Apps used in a context that is remote from the office need to incorporate location-aware features and be designed in a way that is aware of the mobile user’s behavior. Information needs to be displayed in a way that makes it functional and actionable.
And that is still not enough. Users also expect performance at all times—regardless of connectivity. Apps should continue to work even if network coverage is lost, making offline capabilities important. Likewise, crashes and transaction losses due to high traffic loads are also unacceptable, and must be factored into account.
A CMOO can make sure that all required user experience factors are accounted for in all the company’s apps whether through design or infrastructure.

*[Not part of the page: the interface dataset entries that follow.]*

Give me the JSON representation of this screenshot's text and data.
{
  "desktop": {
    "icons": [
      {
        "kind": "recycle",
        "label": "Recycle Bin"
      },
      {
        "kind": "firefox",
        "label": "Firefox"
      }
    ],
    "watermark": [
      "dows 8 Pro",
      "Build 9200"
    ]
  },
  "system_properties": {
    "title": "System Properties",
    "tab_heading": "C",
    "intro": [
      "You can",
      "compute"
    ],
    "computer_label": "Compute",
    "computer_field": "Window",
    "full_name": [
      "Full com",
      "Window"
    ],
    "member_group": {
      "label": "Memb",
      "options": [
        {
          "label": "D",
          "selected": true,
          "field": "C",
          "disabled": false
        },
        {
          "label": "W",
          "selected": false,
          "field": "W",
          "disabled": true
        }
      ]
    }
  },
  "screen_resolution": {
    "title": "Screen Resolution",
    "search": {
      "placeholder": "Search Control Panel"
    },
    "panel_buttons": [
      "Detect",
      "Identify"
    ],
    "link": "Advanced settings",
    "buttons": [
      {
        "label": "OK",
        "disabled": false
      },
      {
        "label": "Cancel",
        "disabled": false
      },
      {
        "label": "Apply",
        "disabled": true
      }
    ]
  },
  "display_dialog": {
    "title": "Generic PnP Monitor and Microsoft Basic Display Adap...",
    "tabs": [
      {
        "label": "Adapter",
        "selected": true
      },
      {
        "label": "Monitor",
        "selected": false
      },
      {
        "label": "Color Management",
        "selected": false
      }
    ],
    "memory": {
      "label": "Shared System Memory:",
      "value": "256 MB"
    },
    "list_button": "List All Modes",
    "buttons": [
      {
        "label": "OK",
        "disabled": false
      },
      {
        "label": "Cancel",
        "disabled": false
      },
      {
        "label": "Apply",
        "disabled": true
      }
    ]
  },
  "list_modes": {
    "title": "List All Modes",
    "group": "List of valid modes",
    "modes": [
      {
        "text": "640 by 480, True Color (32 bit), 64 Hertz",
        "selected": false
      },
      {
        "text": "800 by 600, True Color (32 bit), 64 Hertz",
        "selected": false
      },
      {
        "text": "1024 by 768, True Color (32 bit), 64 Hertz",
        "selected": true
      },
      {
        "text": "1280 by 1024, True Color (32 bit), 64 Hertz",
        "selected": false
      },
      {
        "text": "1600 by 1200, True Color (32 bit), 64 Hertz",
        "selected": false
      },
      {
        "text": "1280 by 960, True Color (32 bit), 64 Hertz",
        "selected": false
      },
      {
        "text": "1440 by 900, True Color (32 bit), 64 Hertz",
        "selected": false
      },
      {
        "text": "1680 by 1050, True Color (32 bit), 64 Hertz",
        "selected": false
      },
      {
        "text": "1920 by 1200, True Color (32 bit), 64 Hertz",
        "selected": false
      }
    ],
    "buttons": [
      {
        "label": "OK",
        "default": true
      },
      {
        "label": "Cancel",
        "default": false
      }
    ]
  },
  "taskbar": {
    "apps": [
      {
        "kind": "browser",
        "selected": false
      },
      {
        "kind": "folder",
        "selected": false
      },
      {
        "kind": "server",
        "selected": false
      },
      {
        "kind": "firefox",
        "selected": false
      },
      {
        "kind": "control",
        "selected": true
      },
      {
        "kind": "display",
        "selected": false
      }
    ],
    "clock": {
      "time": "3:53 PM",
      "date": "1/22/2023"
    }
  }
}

Security fears are one of the main reasons enterprises have slowly waded into the mobility waters rather than diving in head first. A CMOO can help ensure security by developing, implementing and taking responsibility for compliance with a comprehensive security strategy for the entire mobile ecosystem: the device, the app and most importantly the data.

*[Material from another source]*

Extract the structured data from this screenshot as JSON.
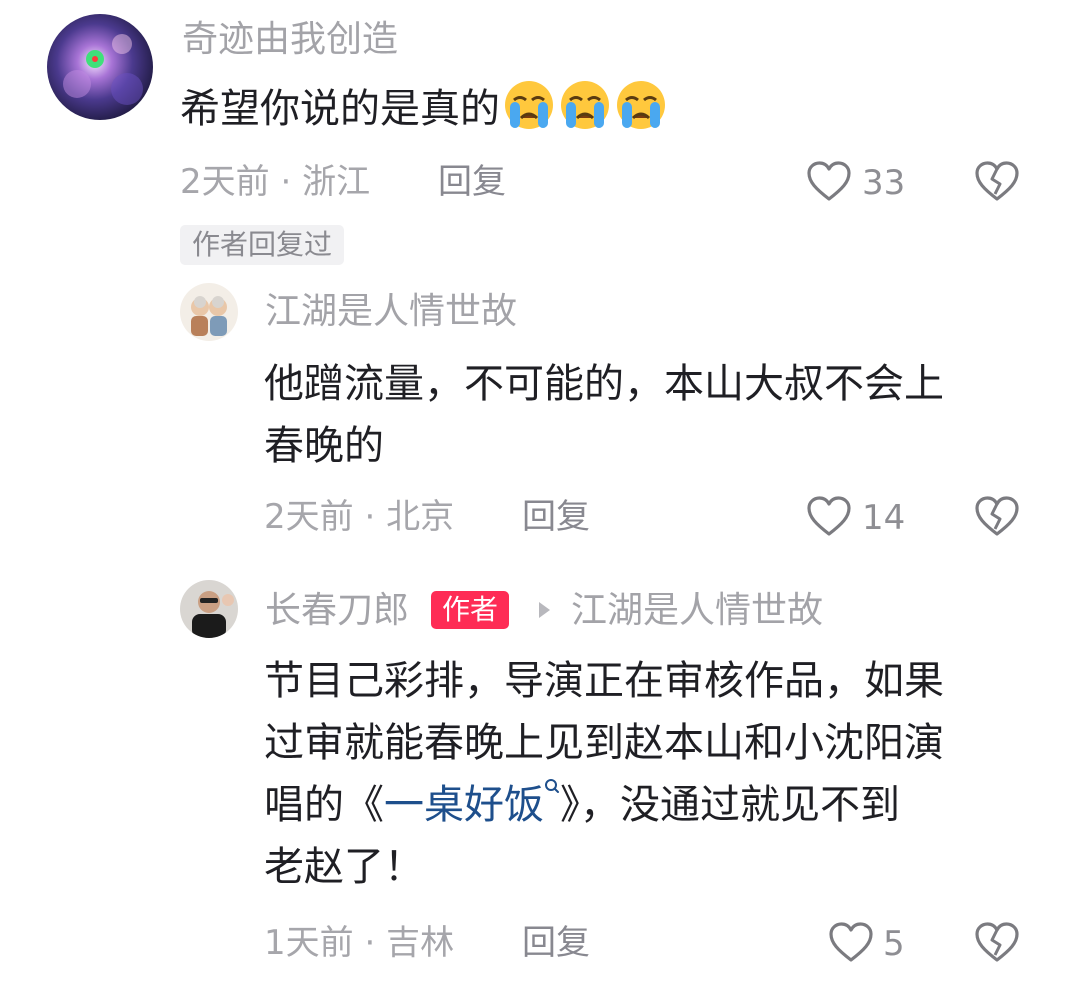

Because app projects can involve multiple teams working on different aspects, it’s important to have a central leader to take responsibility for coordinating the many different groups involved in each app and for ensuring compliance with security guidelines by all.
Security holes are more likely to happen when different policies are implemented differently by different lines of business. Enterprises inadvertently expose the business and customers to security breaches when not taking a holistic approach to mobile security,
There are also many different tools that can be used to help maintain secure enterprise mobility, and each has its own benefits and areas to consider. For example, while basic mobile device management (MDM) solutions include policy management for devices, corporate data and content or applications, only some high-end solutions include security mechanisms like data encryption, user authentication, malware protection or security regulation compliancy.
Containerization can be used to secure data at the device level for employee apps. While containers isolate enterprise data, they may also limit the apps that are available to employees. And because of reliance on SDKs, they may be out of date before the apps are even launched.
App wrapping or sandboxing automatically wraps security policies around each app in a way that enables IT to add additional layers of protection to any app without changing the actual app. App wrapping requiring use of an SDK may interfere with an employee’s personal apps while others won’t.
The CMOO, who would have a wider view of the organization, could best determine the type of security and management tools that an enterprise should have, and where and when each should be utilized.
Building a Mobile Infrastructure
When creating and maintaining multiple mobile apps a CMOO could help strike the right balance between the endless technology choices and the need for fast time to market, efficiency, security and cost-effectiveness. Mobile application development platforms (MADP) enable cost-effective multi-channel development and embed industry knowledge so that common mistakes can be avoided. The right application and integration platforms can also help ensure compliance with all types of governmental regulations.
If different departments created their own mobile apps without central oversight, enterprises could end up with costly and overlapping infrastructure components, and without a way to transfer knowledge learned from one deployment to the next.
A CMOO is the best way to drive enterprise mobility forward within the enterprise, to develop the necessary infrastructure, application development guidelines, and comprehensive security and management strategies to support safe and effective enterprise mobility.
With the complexity rising and the competition for developing the best mobile apps is heating up, businesses need a CMOO now more than ever.